Write out each line from the data below that includes the word "java".

============

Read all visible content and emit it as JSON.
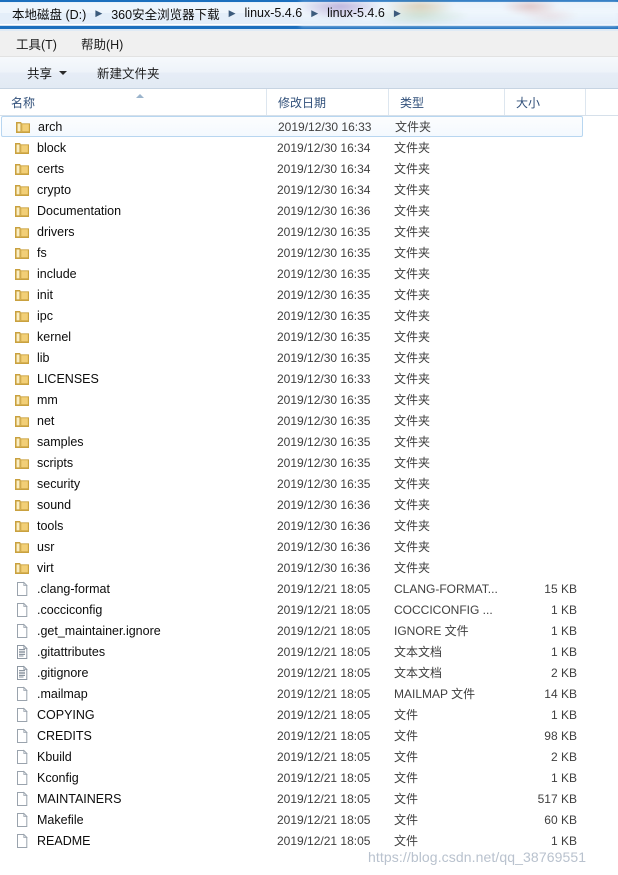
{
  "window": {
    "breadcrumb": {
      "separator": "▶",
      "crumbs": [
        "本地磁盘 (D:)",
        "360安全浏览器下载",
        "linux-5.4.6",
        "linux-5.4.6"
      ]
    },
    "menubar": [
      "工具(T)",
      "帮助(H)"
    ],
    "toolbar": {
      "share_label": "共享",
      "new_folder_label": "新建文件夹"
    }
  },
  "columns": {
    "name": "名称",
    "date_modified": "修改日期",
    "type": "类型",
    "size": "大小"
  },
  "colors": {
    "accent_blue": "#1b6fbe",
    "header_text": "#31507a",
    "folder_yellow": "#f4cf6a",
    "hover_border": "#b8d6f0",
    "watermark": "#b9c2ce"
  },
  "icons": {
    "folder": "folder-icon",
    "file": "file-icon",
    "text": "text-document-icon",
    "sort_asc": "sort-ascending-icon",
    "dropdown": "chevron-down-icon"
  },
  "rows": [
    {
      "name": "arch",
      "date": "2019/12/30 16:33",
      "type": "文件夹",
      "size": "",
      "icon": "folder",
      "hovered": true
    },
    {
      "name": "block",
      "date": "2019/12/30 16:34",
      "type": "文件夹",
      "size": "",
      "icon": "folder",
      "hovered": false
    },
    {
      "name": "certs",
      "date": "2019/12/30 16:34",
      "type": "文件夹",
      "size": "",
      "icon": "folder",
      "hovered": false
    },
    {
      "name": "crypto",
      "date": "2019/12/30 16:34",
      "type": "文件夹",
      "size": "",
      "icon": "folder",
      "hovered": false
    },
    {
      "name": "Documentation",
      "date": "2019/12/30 16:36",
      "type": "文件夹",
      "size": "",
      "icon": "folder",
      "hovered": false
    },
    {
      "name": "drivers",
      "date": "2019/12/30 16:35",
      "type": "文件夹",
      "size": "",
      "icon": "folder",
      "hovered": false
    },
    {
      "name": "fs",
      "date": "2019/12/30 16:35",
      "type": "文件夹",
      "size": "",
      "icon": "folder",
      "hovered": false
    },
    {
      "name": "include",
      "date": "2019/12/30 16:35",
      "type": "文件夹",
      "size": "",
      "icon": "folder",
      "hovered": false
    },
    {
      "name": "init",
      "date": "2019/12/30 16:35",
      "type": "文件夹",
      "size": "",
      "icon": "folder",
      "hovered": false
    },
    {
      "name": "ipc",
      "date": "2019/12/30 16:35",
      "type": "文件夹",
      "size": "",
      "icon": "folder",
      "hovered": false
    },
    {
      "name": "kernel",
      "date": "2019/12/30 16:35",
      "type": "文件夹",
      "size": "",
      "icon": "folder",
      "hovered": false
    },
    {
      "name": "lib",
      "date": "2019/12/30 16:35",
      "type": "文件夹",
      "size": "",
      "icon": "folder",
      "hovered": false
    },
    {
      "name": "LICENSES",
      "date": "2019/12/30 16:33",
      "type": "文件夹",
      "size": "",
      "icon": "folder",
      "hovered": false
    },
    {
      "name": "mm",
      "date": "2019/12/30 16:35",
      "type": "文件夹",
      "size": "",
      "icon": "folder",
      "hovered": false
    },
    {
      "name": "net",
      "date": "2019/12/30 16:35",
      "type": "文件夹",
      "size": "",
      "icon": "folder",
      "hovered": false
    },
    {
      "name": "samples",
      "date": "2019/12/30 16:35",
      "type": "文件夹",
      "size": "",
      "icon": "folder",
      "hovered": false
    },
    {
      "name": "scripts",
      "date": "2019/12/30 16:35",
      "type": "文件夹",
      "size": "",
      "icon": "folder",
      "hovered": false
    },
    {
      "name": "security",
      "date": "2019/12/30 16:35",
      "type": "文件夹",
      "size": "",
      "icon": "folder",
      "hovered": false
    },
    {
      "name": "sound",
      "date": "2019/12/30 16:36",
      "type": "文件夹",
      "size": "",
      "icon": "folder",
      "hovered": false
    },
    {
      "name": "tools",
      "date": "2019/12/30 16:36",
      "type": "文件夹",
      "size": "",
      "icon": "folder",
      "hovered": false
    },
    {
      "name": "usr",
      "date": "2019/12/30 16:36",
      "type": "文件夹",
      "size": "",
      "icon": "folder",
      "hovered": false
    },
    {
      "name": "virt",
      "date": "2019/12/30 16:36",
      "type": "文件夹",
      "size": "",
      "icon": "folder",
      "hovered": false
    },
    {
      "name": ".clang-format",
      "date": "2019/12/21 18:05",
      "type": "CLANG-FORMAT...",
      "size": "15 KB",
      "icon": "file",
      "hovered": false
    },
    {
      "name": ".cocciconfig",
      "date": "2019/12/21 18:05",
      "type": "COCCICONFIG ...",
      "size": "1 KB",
      "icon": "file",
      "hovered": false
    },
    {
      "name": ".get_maintainer.ignore",
      "date": "2019/12/21 18:05",
      "type": "IGNORE 文件",
      "size": "1 KB",
      "icon": "file",
      "hovered": false
    },
    {
      "name": ".gitattributes",
      "date": "2019/12/21 18:05",
      "type": "文本文档",
      "size": "1 KB",
      "icon": "text",
      "hovered": false
    },
    {
      "name": ".gitignore",
      "date": "2019/12/21 18:05",
      "type": "文本文档",
      "size": "2 KB",
      "icon": "text",
      "hovered": false
    },
    {
      "name": ".mailmap",
      "date": "2019/12/21 18:05",
      "type": "MAILMAP 文件",
      "size": "14 KB",
      "icon": "file",
      "hovered": false
    },
    {
      "name": "COPYING",
      "date": "2019/12/21 18:05",
      "type": "文件",
      "size": "1 KB",
      "icon": "file",
      "hovered": false
    },
    {
      "name": "CREDITS",
      "date": "2019/12/21 18:05",
      "type": "文件",
      "size": "98 KB",
      "icon": "file",
      "hovered": false
    },
    {
      "name": "Kbuild",
      "date": "2019/12/21 18:05",
      "type": "文件",
      "size": "2 KB",
      "icon": "file",
      "hovered": false
    },
    {
      "name": "Kconfig",
      "date": "2019/12/21 18:05",
      "type": "文件",
      "size": "1 KB",
      "icon": "file",
      "hovered": false
    },
    {
      "name": "MAINTAINERS",
      "date": "2019/12/21 18:05",
      "type": "文件",
      "size": "517 KB",
      "icon": "file",
      "hovered": false
    },
    {
      "name": "Makefile",
      "date": "2019/12/21 18:05",
      "type": "文件",
      "size": "60 KB",
      "icon": "file",
      "hovered": false
    },
    {
      "name": "README",
      "date": "2019/12/21 18:05",
      "type": "文件",
      "size": "1 KB",
      "icon": "file",
      "hovered": false
    }
  ],
  "watermark": "https://blog.csdn.net/qq_38769551"
}
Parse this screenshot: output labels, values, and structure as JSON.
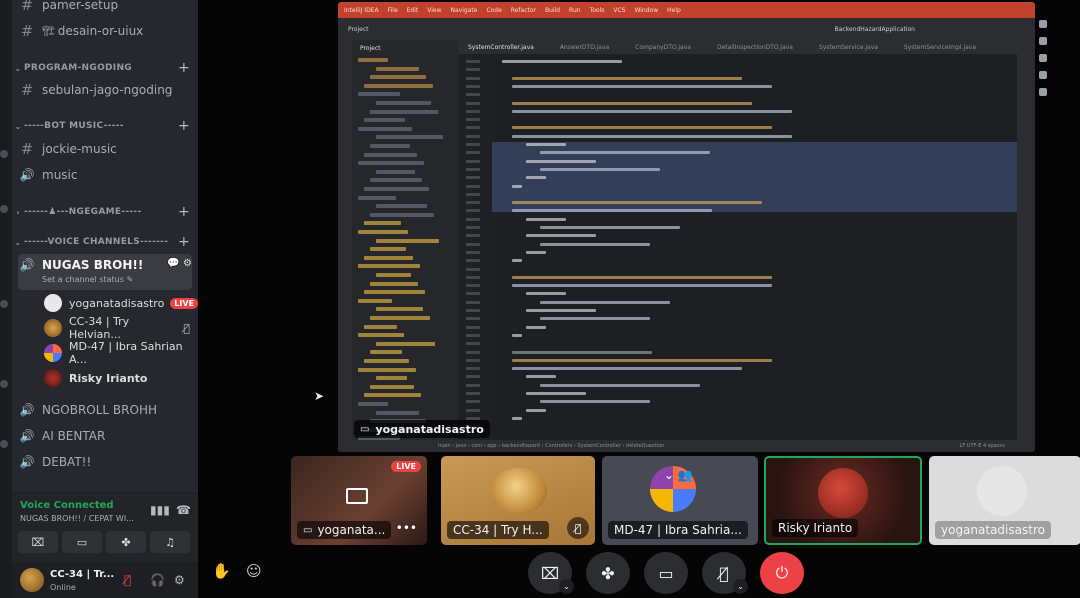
{
  "sidebar": {
    "channels_top": [
      {
        "name": "pamer-setup"
      },
      {
        "name": "desain-or-uiux",
        "emoji": "🏗"
      }
    ],
    "categories": [
      {
        "label": "PROGRAM-NGODING",
        "channels": [
          "sebulan-jago-ngoding"
        ]
      },
      {
        "label": "-----BOT MUSIC-----",
        "channels": [
          "jockie-music",
          "music"
        ]
      },
      {
        "label": "------♟---NGEGAME-----"
      },
      {
        "label": "------VOICE CHANNELS-------"
      }
    ],
    "voice_channels": {
      "active": {
        "name": "NUGAS BROH!!",
        "status_placeholder": "Set a channel status",
        "members": [
          {
            "name": "yoganatadisastro",
            "badge": "LIVE"
          },
          {
            "name": "CC-34 | Try Helvian...",
            "muted": true
          },
          {
            "name": "MD-47 | Ibra Sahrian A..."
          },
          {
            "name": "Risky Irianto"
          }
        ]
      },
      "others": [
        "NGOBROLL BROHH",
        "AI BENTAR",
        "DEBAT!!"
      ]
    },
    "voice_panel": {
      "status": "Voice Connected",
      "channel": "NUGAS BROH!! / CEPAT WI..."
    },
    "user_panel": {
      "name": "CC-34 | Tr...",
      "status": "Online"
    }
  },
  "stage": {
    "shared_screen": {
      "sharer_label": "yoganatadisastro",
      "ide_menu": [
        "IntelliJ IDEA",
        "File",
        "Edit",
        "View",
        "Navigate",
        "Code",
        "Refactor",
        "Build",
        "Run",
        "Tools",
        "VCS",
        "Window",
        "Help"
      ],
      "ide_project": "Project",
      "ide_run_config": "BackendHazardApplication",
      "ide_tabs": [
        "SystemController.java",
        "AnswerDTO.java",
        "CompanyDTO.java",
        "DetailInspectionDTO.java",
        "SystemService.java",
        "SystemServiceImpl.java"
      ],
      "ide_breadcrumb": "main › java › com › app › backendhazard › Controllers › SystemController › deleteQuestion",
      "ide_status_right": "LF  UTF-8  4 spaces"
    },
    "tiles": [
      {
        "label": "yoganata...",
        "badge": "LIVE",
        "bg": "#5c3a2e"
      },
      {
        "label": "CC-34 | Try H...",
        "muted": true,
        "bg": "#b98b4c"
      },
      {
        "label": "MD-47 | Ibra Sahria...",
        "bg": "#4a4d55"
      },
      {
        "label": "Risky Irianto",
        "bg": "#3a1a18",
        "speaking": true
      },
      {
        "label": "yoganatadisastro",
        "bg": "#d9d9d9"
      }
    ]
  },
  "controls": [
    {
      "icon": "camera-off-icon"
    },
    {
      "icon": "activities-icon"
    },
    {
      "icon": "screen-share-icon"
    },
    {
      "icon": "mic-off-icon"
    },
    {
      "icon": "end-call-icon"
    }
  ],
  "colors": {
    "accent_live": "#ed4245",
    "voice_connected": "#23a55a",
    "ide_titlebar": "#c2412d",
    "speaking_border": "#23a55a"
  }
}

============

» **REPLY TO THE EXERCISE**:
        "SystemController.java",
        "AnswerDTO.java",
        "CompanyDTO.java",
        "DetailInspectionDTO.java",
        "SystemService.java",
        "SystemServiceImpl.java"
      "ide_breadcrumb": "main › java › com › app › backendhazard › Controllers › SystemController › deleteQuestion",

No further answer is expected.